dust. And as we pass down the dark staircase, let us hold fast to the handrail
of His will, willing still to do His will, though in the dark. "I am as
much Thine own, equally devoted to Thee now in the depths of my soul, as when I
felt happiest in Thy love."
one of these will break our rest, as one whelping dog may break our slumber in
the stillest night, and as one grain of dust in the eye will render it incapable
of enjoying the fairest prospect.
is nothing for us, then, but roll our burden, and indeed, ourselves, on God (Ps.
a little boy, trying to help his father move some books, fell on the stairs
beneath the weight of a heavy volume, the father ran to his aid and caught up
boy and burden both, and bore them in his arms to his own room. And will our
Father do worse? He must love us infinitely, and be ever at hand. "He
careth for you."
is a good way in dealing with God, and if you are not quite sure of His will, to
say that you will stay where you are, or go on doing what you have been doing,
until He makes quite clear what He wants and empowers you to do it. Roll the
responsibility of your way on God (Prov. 16: 3.), and expect that He will make
known to you any alteration which He desires in a way so unmistakable, that
though you are dull and stupid you may not mistake.
worry about dress, or ornaments, or doubtful things. Satan loves to turn the
soul's attention from Christ to itself. It is as if a girl should spend an hour
in her room wondering in what dress to meet her lover, who is waiting
impatiently below. Let her go to him, and if she desires it, he will soon enough
tell her clearly what he prefers. Get into the presence of Jesus, and you will
not be left to hazy questionings and doubtful disputations, but will be told
clearly and unmistakably His will, and always definitely about one point at a
Leighton sweetly says: "When thou art either to do or suffer anything, when
thou art about any purpose of business, go, tell God about it, and acquaint Him
with it yea, burden Him with it and thou hast done for matter of caring. No more
care, but sweet, quiet diligence in thy duty, and dependence on Him for the
carriage of thy matters. Roll over on God, make one bundle of all; roll thy
cares, and thyself with them, as one burden, all on thy God."
so, when no burdens are brought into the soul, but are handed immediately over
to the blessed Lord, the peace of God will fill the inner temple. And though
outside there may be the strife of tongues, and the chafe of this restless
world, like the troubled sea when it cannot rest, and the pressure of many
engagements, yet these things shall expand themselves on the battlements of the
life which is the environing presence of God; whilst, within, the soul keeps an

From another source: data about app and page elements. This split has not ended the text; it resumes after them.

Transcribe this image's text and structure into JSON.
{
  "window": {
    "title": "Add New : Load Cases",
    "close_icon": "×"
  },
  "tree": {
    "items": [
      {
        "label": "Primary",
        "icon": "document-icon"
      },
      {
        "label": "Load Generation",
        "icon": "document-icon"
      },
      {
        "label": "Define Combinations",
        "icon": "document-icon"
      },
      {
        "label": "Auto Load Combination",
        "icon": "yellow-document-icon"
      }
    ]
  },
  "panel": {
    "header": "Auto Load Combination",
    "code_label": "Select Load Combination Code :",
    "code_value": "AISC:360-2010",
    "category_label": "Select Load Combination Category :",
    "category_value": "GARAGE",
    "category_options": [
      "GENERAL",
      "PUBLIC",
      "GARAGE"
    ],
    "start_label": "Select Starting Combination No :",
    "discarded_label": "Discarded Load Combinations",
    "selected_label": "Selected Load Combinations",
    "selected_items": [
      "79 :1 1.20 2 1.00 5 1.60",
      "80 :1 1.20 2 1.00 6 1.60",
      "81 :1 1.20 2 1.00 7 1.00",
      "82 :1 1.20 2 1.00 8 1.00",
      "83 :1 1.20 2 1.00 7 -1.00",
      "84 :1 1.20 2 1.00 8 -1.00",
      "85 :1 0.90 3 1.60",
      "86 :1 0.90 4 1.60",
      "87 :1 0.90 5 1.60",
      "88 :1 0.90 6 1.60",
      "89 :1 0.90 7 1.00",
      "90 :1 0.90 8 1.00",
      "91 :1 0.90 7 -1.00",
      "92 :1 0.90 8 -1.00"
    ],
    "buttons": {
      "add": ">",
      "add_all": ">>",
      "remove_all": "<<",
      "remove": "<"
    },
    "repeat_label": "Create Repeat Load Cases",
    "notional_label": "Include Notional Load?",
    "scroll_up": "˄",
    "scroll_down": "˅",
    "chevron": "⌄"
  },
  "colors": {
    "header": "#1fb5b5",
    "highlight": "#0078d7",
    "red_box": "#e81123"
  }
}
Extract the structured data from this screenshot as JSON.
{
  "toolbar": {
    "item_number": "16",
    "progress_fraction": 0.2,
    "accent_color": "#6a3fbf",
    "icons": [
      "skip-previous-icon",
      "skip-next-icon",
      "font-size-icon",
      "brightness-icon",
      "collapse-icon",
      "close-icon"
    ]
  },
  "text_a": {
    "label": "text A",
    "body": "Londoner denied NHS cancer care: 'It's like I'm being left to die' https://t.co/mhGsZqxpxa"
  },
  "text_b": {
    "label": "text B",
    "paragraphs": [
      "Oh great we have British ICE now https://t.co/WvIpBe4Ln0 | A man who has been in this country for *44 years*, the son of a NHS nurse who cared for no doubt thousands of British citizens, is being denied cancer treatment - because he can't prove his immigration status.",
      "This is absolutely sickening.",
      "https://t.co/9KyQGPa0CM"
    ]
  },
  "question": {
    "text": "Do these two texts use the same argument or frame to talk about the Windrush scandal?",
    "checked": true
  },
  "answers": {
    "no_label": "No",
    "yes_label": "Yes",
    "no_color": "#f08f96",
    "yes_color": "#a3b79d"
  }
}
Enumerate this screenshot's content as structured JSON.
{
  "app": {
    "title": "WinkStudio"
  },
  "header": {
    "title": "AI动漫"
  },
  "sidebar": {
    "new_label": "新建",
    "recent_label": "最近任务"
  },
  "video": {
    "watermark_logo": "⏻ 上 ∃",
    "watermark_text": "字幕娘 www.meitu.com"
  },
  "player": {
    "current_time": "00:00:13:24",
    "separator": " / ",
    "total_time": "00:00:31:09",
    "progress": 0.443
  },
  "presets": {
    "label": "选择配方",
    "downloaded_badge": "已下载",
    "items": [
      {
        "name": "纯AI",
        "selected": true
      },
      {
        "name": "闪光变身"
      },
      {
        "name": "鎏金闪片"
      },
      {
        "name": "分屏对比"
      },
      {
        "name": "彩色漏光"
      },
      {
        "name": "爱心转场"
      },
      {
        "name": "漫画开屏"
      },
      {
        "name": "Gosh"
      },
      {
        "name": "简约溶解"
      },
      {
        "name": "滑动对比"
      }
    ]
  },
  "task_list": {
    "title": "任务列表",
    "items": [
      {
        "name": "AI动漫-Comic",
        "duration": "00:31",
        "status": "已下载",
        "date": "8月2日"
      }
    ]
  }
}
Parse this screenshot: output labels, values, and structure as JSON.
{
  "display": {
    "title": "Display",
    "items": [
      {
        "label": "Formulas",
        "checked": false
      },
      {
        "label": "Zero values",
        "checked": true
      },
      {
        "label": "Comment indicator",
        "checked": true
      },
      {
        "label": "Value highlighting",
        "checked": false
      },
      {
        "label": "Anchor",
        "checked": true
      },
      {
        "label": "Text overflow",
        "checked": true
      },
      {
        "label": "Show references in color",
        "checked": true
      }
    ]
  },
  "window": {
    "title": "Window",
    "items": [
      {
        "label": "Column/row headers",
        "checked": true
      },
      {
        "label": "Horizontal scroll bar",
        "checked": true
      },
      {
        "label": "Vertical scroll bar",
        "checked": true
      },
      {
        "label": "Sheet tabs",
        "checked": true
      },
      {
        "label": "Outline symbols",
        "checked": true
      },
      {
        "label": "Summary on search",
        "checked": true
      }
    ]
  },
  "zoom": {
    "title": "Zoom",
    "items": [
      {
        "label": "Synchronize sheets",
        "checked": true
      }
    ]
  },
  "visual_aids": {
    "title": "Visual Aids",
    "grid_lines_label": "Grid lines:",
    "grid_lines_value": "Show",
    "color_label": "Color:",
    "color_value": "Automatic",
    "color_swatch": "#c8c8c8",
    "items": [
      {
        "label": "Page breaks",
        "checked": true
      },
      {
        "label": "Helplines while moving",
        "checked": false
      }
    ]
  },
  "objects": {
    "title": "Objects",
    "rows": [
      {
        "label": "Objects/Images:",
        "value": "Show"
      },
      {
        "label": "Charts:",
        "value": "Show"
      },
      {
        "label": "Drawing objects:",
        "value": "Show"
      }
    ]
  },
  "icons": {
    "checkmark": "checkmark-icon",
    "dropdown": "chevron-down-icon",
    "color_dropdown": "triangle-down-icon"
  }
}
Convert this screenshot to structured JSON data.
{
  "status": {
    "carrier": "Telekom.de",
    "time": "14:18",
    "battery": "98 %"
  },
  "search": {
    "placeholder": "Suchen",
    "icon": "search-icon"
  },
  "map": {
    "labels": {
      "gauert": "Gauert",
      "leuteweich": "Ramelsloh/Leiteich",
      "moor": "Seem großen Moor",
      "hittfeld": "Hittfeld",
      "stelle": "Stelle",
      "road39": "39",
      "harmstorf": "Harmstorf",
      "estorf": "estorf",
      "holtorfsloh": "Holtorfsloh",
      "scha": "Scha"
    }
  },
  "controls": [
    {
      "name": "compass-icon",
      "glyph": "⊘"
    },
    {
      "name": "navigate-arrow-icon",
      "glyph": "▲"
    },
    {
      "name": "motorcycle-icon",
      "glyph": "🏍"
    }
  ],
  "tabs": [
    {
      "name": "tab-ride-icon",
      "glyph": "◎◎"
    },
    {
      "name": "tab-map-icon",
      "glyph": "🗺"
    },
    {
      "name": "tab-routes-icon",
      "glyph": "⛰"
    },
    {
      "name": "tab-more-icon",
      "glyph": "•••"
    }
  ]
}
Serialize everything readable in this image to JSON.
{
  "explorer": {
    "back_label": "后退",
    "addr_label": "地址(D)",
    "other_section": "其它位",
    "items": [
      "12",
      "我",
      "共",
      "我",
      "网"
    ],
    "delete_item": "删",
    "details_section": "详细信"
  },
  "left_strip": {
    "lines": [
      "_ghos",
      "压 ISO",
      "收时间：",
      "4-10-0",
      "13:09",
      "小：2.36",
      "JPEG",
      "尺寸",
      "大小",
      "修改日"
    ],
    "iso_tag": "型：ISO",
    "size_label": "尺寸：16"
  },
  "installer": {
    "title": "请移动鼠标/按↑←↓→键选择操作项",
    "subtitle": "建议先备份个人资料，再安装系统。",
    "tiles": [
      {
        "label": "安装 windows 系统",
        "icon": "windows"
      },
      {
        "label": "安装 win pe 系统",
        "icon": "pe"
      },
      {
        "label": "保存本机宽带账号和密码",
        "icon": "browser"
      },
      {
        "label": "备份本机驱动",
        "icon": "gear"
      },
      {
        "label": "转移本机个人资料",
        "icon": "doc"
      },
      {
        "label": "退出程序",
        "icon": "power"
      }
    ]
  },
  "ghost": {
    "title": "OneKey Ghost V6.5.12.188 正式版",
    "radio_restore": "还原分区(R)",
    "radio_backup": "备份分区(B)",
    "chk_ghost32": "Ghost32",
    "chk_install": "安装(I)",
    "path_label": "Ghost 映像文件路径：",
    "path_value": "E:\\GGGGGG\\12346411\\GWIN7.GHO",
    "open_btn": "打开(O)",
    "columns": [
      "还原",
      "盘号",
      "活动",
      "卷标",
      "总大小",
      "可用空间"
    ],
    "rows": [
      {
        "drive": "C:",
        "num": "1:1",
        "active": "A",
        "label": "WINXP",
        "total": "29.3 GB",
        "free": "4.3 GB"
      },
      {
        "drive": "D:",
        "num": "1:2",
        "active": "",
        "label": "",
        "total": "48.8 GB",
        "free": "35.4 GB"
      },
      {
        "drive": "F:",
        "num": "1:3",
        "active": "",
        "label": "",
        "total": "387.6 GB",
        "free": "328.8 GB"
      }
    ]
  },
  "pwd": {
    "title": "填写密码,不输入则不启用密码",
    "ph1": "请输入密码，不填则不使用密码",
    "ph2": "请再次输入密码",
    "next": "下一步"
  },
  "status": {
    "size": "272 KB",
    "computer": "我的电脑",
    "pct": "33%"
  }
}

unbroken Sabbath, like the unruffled ocean depths, which are not stirred by the
hurricanes that churn the surface into foam and fury. "The Peace of God,
which passeth all understanding, shall garrison your hearts and minds through
Christ Jesus." (Phil: 4. 7.)